   (UML-specified) Individual class, so the (UML-level)
   ObjectIntersection class does not in any sense "contain" any
   UML-level individuals.

- Clearly, that _UML_-level class instance does not contain a
   _syntax_-level string or an _ontology_-level individual (an
   individual contained in the class described by the class

Isn't it really the (ontology-level? logic-level?) _class_
represented by _class_expression_ (the (UML-level) ClassExpression
instance and/or the (syntax-level) ClassExpression non-terminal
instance) that _contains_ individuals?

** Ah--maybe that points out the problem more clearly:

It's _not_ the ambiguity between the level of the UML and the level
of the syntax (which closely follows the UML) that is the main
problem (and possibly that ambiguity isn't a problem, since the
syntax and the UML correspond closely).

The main problem is the ambiguity between the ontology-statement
level (i.e., the syntax, the UML classes, and the represented
axioms/etc.) and the level of the classes, individuals, etc.,
described by the ontology-statement level.

That's why "class expression ... contains individuals" doesn't
make sense:  A class expression describes/denotes/etc. a class, and
a class can contain individuals, but the class expression doesn't
contain any individuals.  Writing that one does causes confusion.

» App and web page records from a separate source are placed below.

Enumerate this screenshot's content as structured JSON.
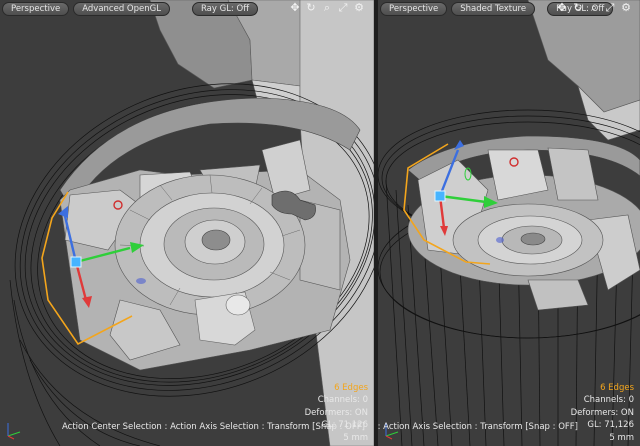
{
  "viewports": [
    {
      "view_label": "Perspective",
      "shading_label": "Advanced OpenGL",
      "raygl_label": "Ray GL: Off",
      "stats": {
        "selection": "6 Edges",
        "channels": "Channels: 0",
        "deformers": "Deformers: ON",
        "gl": "GL: 71,126",
        "size": "5 mm"
      },
      "status_text": "Action Center Selection : Action Axis Selection : Transform [Snap : OFF]"
    },
    {
      "view_label": "Perspective",
      "shading_label": "Shaded Texture",
      "raygl_label": "Ray GL: Off",
      "stats": {
        "selection": "6 Edges",
        "channels": "Channels: 0",
        "deformers": "Deformers: ON",
        "gl": "GL: 71,126",
        "size": "5 mm"
      },
      "status_text": "Action Center Selection : Action Axis Selection : Transform [Snap : OFF]"
    }
  ],
  "icons": {
    "move": "move-view-icon",
    "rotate": "rotate-view-icon",
    "zoom": "zoom-view-icon",
    "maximize": "maximize-view-icon",
    "options": "viewport-options-icon"
  },
  "colors": {
    "selected_edges": "#f3a51c",
    "axis_x": "#2fcf3a",
    "axis_y": "#3c6fe0",
    "axis_z": "#e03a3a",
    "viewport_bg": "#3d3d3d"
  }
}
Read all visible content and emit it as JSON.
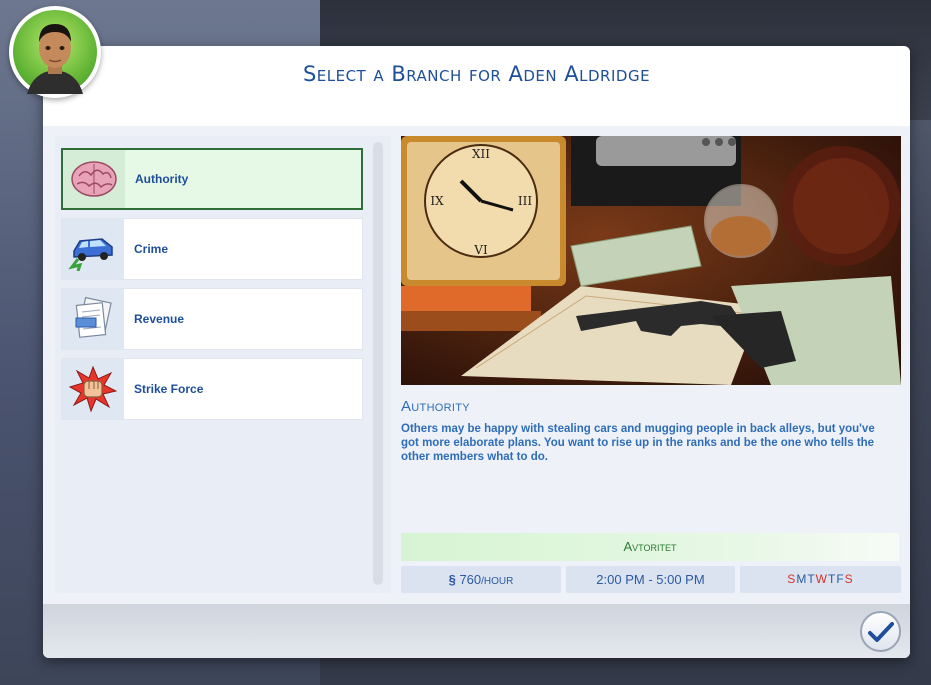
{
  "dialog": {
    "title": "Select a Branch for Aden Aldridge"
  },
  "branches": [
    {
      "label": "Authority",
      "icon": "brain-icon",
      "selected": true
    },
    {
      "label": "Crime",
      "icon": "stolen-car-icon",
      "selected": false
    },
    {
      "label": "Revenue",
      "icon": "documents-icon",
      "selected": false
    },
    {
      "label": "Strike Force",
      "icon": "fist-icon",
      "selected": false
    }
  ],
  "detail": {
    "name": "Authority",
    "description": "Others may be happy with stealing cars and mugging people in back alleys, but you've got more elaborate plans. You want to rise up in the ranks and be the one who tells the other members what to do.",
    "job_title": "Avtoritet",
    "pay_amount": "760",
    "pay_unit": "/HOUR",
    "hours": "2:00  PM - 5:00  PM",
    "days": [
      {
        "letter": "S",
        "active": true
      },
      {
        "letter": "M",
        "active": false
      },
      {
        "letter": "T",
        "active": false
      },
      {
        "letter": "W",
        "active": true
      },
      {
        "letter": "T",
        "active": false
      },
      {
        "letter": "F",
        "active": false
      },
      {
        "letter": "S",
        "active": true
      }
    ]
  },
  "colors": {
    "accent": "#1f4e9a",
    "selected_border": "#2f6e39",
    "active_day": "#d8332a"
  }
}
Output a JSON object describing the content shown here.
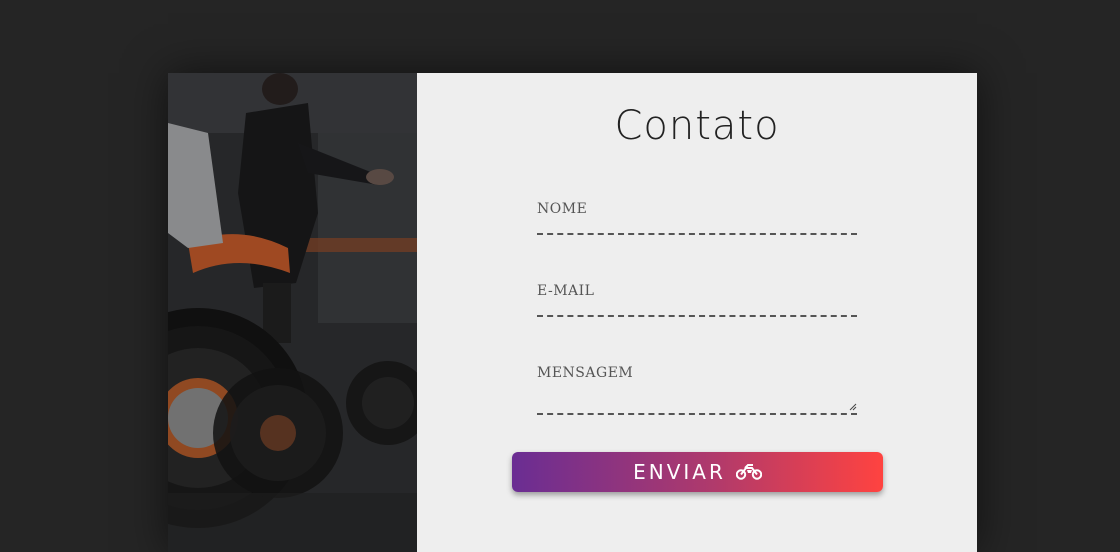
{
  "contact": {
    "title": "Contato",
    "fields": {
      "name_label": "NOME",
      "email_label": "E-MAIL",
      "message_label": "MENSAGEM"
    },
    "submit_label": "ENVIAR",
    "submit_icon": "motorcycle-icon"
  },
  "colors": {
    "page_background": "#252525",
    "panel_background": "#eeeeee",
    "button_gradient_start": "#6a2d93",
    "button_gradient_end": "#ff4340"
  },
  "photo": {
    "subject": "motorcycle-showroom-photo"
  }
}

> [3] 
> Please acknowledge receipt of this email to 
> <> (replying to this email should 
> suffice). In your acknowledgment please let us know whether or not you 
> are satisfied with the working group's response to your comment.

I think* I agree with the changes reflect in the differences shown at

(* allowing for having misread the wording since I'm looking at it
with the HTML tags visible)

I think I'm (at least partially) satisfied regarding the ambiguity
between the syntax and UML levels.

I'm not yet satisfied regarding the ambiguity between the
UML level (syntax/UML/constructs) and the logic level (classes,
individuals, etc.).

(Plain text sometimes corrupted to HTML "courtesy" of Microsoft Exchange.) [F]

Received on Wednesday, 16 September 2009 17:02:48 UTC